• _Assigned task_
Go through the data and report each line that holds the string "this".
*** Begin section ***
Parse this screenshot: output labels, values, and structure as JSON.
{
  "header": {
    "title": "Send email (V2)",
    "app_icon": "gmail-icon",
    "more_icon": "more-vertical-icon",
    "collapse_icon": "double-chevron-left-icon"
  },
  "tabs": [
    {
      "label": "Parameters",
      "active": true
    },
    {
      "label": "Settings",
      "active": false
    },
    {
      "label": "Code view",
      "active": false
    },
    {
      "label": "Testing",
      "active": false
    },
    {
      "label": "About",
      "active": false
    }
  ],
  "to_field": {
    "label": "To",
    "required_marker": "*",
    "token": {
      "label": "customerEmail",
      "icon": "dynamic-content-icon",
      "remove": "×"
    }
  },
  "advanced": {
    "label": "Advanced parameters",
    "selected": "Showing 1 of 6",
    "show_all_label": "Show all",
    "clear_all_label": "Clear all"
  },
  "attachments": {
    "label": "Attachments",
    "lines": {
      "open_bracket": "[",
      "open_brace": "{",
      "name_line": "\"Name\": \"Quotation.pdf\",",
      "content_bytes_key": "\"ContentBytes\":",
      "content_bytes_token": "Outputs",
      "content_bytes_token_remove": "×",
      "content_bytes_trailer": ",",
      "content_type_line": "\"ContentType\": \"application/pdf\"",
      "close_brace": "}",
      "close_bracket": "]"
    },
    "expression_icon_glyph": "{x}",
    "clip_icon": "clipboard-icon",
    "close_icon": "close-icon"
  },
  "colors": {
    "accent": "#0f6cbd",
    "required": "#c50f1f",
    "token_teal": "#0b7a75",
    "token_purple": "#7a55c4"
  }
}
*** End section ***
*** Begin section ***
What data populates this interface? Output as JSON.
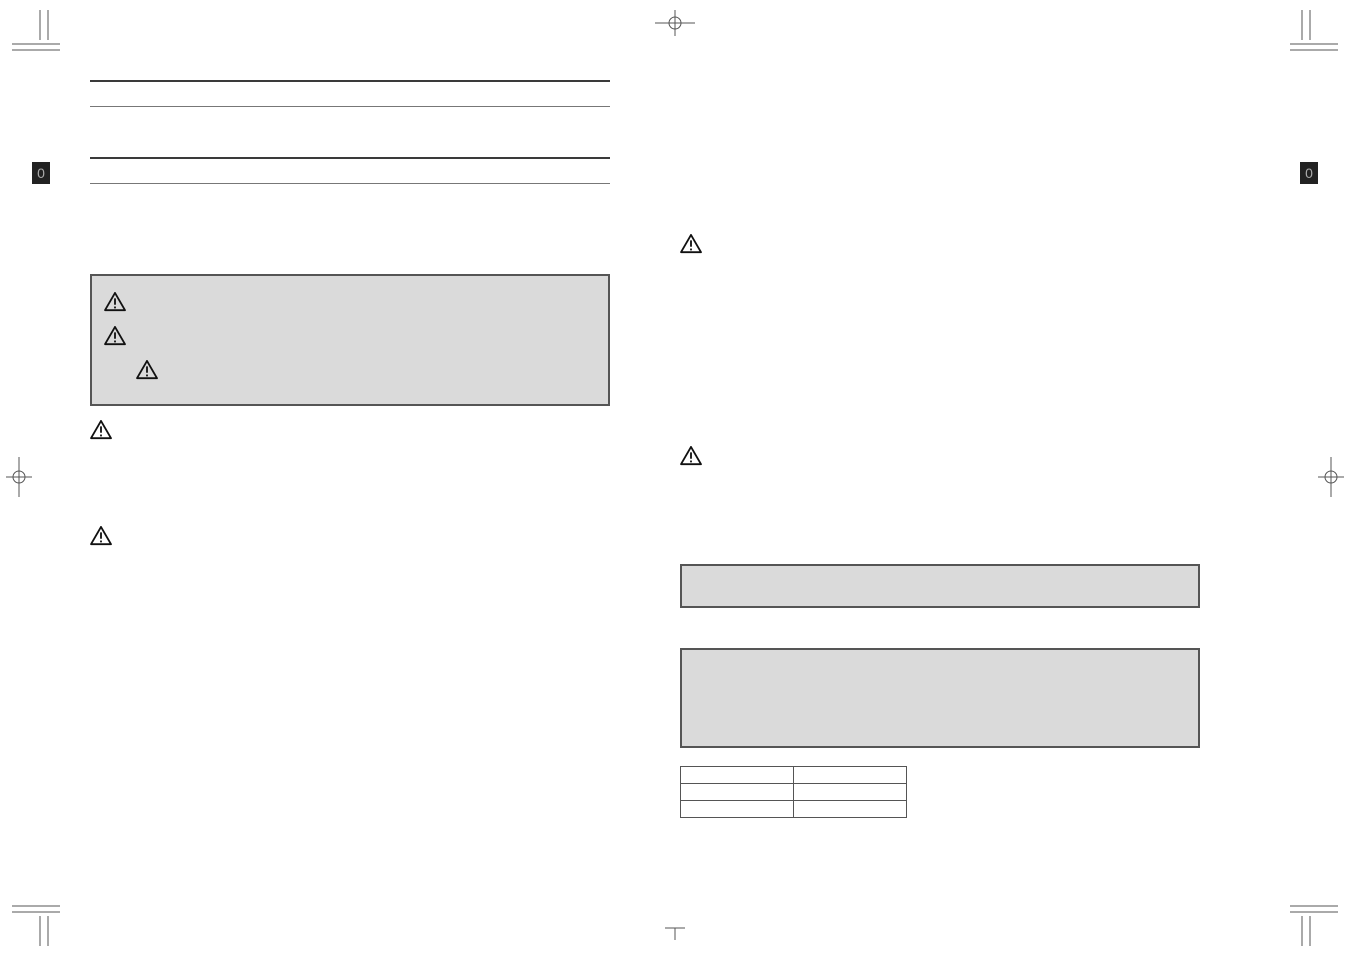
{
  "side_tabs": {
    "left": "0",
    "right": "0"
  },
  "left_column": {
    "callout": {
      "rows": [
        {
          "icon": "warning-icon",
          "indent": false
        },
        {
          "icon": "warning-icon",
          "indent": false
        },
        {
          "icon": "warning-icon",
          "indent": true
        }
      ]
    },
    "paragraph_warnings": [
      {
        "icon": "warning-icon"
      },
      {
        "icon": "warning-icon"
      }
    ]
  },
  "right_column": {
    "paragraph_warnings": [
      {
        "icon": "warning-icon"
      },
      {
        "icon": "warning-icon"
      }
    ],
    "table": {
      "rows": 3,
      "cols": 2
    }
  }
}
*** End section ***
• _Task output_
Parse this screenshot: output labels, values, and structure as JSON.
What data populates this interface? Output as JSON.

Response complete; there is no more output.